    7. 7. Conservation Stewardship Program Resources: • http://www.wi.nrcs.usda.gov/programs/csp/ cstp.html • Local NRCS office
    8. 8. EQIP Organic Initiative • EQIP now has an organic provision • Both existing organic farmers and those transitioning to organic • Cost share for organic conservation practices – 75% cost share – 90% for socially disadvantaged farmers and beginning farmers • $20,000/yr cap, total cap of $80,000 over six years • For more information: – Pat Murphy, 608-662-4422 x 258 pat.murphy@wi.usda.gov – Matt Otto 608-662-4422 x245 matt.otto@wi.usda.gov
    9. 9. Sustainable Agriculture Research and Education
    10. 10. Sustainable Agriculture Research and Education • For more information: – www.sare.org – Diane Mayerfeld, 608.262.8188 dbmayerfeld@wisc.edu
    11. 11. Value Added Producer Grants Sassy Cow Creamery: working capital for a small, start-up organic and conventional milk processor and bottler project
    12. 12. Value Added Producer Grants Deirdre Birmingham: feasibility study leading to the development of the business, operations, and marketing plans necessary to successfully produce and market hard apple cider in the Southern Wisconsin region.
    13. 13. Value Added Producer Grants Agrecol: working capital to add value to native seeds by processing them into branded mixtures.
    14. 14. Value Added Producer Grants • What is a value added product? – Changed in physical state – Organic crops – Grass-fed livestock – Locally produced and marketed foods – Mid-tier value chains • Up to $100,000 for business plans and feasibility studies • Up to $300,000 for working capital • Long application!

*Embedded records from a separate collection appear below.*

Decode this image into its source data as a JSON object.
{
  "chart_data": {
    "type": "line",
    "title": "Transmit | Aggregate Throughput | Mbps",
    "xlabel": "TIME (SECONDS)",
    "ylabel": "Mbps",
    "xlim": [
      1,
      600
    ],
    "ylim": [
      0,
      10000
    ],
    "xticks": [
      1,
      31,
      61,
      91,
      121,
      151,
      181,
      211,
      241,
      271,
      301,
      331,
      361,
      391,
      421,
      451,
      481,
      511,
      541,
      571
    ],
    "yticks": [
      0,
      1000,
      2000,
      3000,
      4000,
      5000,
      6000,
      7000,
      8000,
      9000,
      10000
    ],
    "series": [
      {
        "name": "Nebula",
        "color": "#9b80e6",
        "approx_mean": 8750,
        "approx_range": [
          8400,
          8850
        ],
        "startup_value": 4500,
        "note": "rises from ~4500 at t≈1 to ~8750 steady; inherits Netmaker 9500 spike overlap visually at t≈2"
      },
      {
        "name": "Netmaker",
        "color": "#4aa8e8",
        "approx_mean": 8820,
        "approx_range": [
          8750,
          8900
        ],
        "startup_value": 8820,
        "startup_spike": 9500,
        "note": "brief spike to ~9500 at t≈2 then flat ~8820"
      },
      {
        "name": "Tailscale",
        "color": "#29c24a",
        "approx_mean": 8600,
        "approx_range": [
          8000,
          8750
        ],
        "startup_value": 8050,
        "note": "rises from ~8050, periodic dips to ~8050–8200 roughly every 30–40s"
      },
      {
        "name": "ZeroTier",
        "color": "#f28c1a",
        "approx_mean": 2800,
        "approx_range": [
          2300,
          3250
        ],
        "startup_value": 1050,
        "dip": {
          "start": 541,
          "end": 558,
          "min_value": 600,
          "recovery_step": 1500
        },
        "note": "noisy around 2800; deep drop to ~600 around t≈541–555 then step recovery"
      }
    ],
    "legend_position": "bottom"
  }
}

    15. 15. …and one Wisconsin Program Buy Local Buy Wisconsin Program • Grants up to $50,000 to connect Wisconsin producers with Wisconsin consumers • Wisconsin Local Food Marketing Guide: a step by step guide for local food producers interested in entering local food markets • datcp.state.wi.us/mktg/business/mark eting/val-add/directmktg/blbw.jsp; DatcpBLBW@wi.gov or call Teresa Engel at 608-224-5101
    16. 16. Resources • Agricultural Innovation Center fyi.uwex.edu/aic/ • Building Sustainable Places guide attra.ncat.org/guide/  Grassroots Guide to the Farm Bill http://sustainableagriculture.net/publication s/grassrootsguide/
    17. 17. Bridget Holcomb Associate Policy Director Michael Fields Agricultural Institute 608-256-1859 Bridget@MichaelFieldsAgInst.org

    ×